I have a feeling that this is possible here because about 20% of the residents in this apartment complex work for my school. I also give a lot of credit to our neighbors who are so nice, I sometimes wonder why they want to talk to me. There really is a much more relaxed feeling towards getting kids together that is missing in the U.S. because of being so paranoid and in Japan because of being so apologetic.

That said, I hope our kids trashed their place as much as everyone trashed ours.

Thursday, June 3, 2010


I'd say that I've been busy the past week, but that wouldn't be the whole truth. I've been busy and lazy. Up until today, not a lot has been going on. Today I picked up the Jeep I bought about a month ago, but I'll get back to that in a minute.

My grades are in, I completed the last of my proctoring duties. I was finished with my teaching duties for the summer and only had my project of developing materials for the new math curriculum for next year. Or so I thought. First, I got an email telling me that I'll have some proctoring to do next week. Fine, no problem. As I was reading the mail telling me that, my supervisor told me that she had some classes for me to teach the remaining two weeks before I left for the summer and wouldn't be working on the curriculum development as planned. OK. Then I was told I would be teaching English.

That's not such a big deal. As people might remember, I was hired to teach English and due to the need for Math teachers, was quickly switched into teaching Math. I've gotten used to teaching Math, but was warned about a couple of months ago that I may be given a few weeks of English classes. I thought that if I was going to be asked to teach, it would've been before now but oh, well.

Then, about 10 minutes before I was getting ready to meet the person I bought the jeep from to switch the registration, the man who I'll be reporting to for the classes I'm teaching came over to talk to me about the classes. That was when I found out about why I was suddenly asked to teach. Tuesday a woman was fired for inappropriate dress. Without getting into it too much (it was apparently due to a consistency of inappropriate dress, ignoring the warnings about following the dress code, etc.; there was more to it than the stated reasons), the whole thing was a shock. The real shock for me came at 3:00pm today when I found out the reason I'll be teaching is to cover her classes.

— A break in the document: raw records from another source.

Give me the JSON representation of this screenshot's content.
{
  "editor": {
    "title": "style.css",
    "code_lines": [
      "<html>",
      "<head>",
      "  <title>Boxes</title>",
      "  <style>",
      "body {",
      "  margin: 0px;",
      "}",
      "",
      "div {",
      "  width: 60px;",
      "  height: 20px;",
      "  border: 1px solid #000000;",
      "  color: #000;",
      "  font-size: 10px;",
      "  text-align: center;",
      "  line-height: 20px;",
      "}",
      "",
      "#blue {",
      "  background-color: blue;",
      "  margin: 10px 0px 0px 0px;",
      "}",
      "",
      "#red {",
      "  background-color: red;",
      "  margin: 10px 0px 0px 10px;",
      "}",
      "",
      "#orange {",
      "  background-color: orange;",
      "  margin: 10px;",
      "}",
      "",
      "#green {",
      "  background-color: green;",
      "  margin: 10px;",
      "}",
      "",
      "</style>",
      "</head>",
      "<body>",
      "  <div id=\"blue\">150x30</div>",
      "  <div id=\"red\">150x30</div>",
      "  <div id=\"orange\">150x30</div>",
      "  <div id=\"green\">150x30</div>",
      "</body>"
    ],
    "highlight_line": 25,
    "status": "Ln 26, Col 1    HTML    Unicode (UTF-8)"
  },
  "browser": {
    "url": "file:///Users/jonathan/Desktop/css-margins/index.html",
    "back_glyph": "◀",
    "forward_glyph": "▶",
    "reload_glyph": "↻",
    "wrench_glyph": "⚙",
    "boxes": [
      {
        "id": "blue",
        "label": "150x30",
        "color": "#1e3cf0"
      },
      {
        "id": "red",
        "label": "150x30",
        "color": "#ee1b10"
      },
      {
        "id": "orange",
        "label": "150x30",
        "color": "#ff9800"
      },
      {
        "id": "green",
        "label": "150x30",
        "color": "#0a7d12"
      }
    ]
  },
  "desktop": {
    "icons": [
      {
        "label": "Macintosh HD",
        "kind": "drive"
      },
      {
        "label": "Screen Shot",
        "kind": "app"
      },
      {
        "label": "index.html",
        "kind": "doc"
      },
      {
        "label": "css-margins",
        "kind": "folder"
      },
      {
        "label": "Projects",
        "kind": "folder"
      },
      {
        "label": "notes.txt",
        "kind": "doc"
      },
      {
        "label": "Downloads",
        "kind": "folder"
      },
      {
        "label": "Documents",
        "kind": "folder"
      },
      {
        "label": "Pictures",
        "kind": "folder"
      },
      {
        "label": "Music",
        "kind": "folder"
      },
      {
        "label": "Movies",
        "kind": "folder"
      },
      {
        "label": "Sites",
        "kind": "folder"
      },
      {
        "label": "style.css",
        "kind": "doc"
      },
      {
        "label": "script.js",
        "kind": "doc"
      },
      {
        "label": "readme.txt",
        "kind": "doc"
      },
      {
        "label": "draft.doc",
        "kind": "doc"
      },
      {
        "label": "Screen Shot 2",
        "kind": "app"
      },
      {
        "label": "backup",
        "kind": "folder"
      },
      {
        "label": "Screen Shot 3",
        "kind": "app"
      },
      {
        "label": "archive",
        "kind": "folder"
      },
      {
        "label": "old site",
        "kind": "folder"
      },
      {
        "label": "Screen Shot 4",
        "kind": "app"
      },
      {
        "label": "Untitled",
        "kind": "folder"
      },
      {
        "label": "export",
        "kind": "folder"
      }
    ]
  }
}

Lest everyone think I'm more self-absorbed than I actually am, I realize that the problems faced by this poor woman far outweigh my minor inconvenience of having to teach her classes. Still, the thought of requesting to move to her more attractive workspace did cross my mind. That and the woman I bought the Jeep from seemed a little annoyed at me for being late.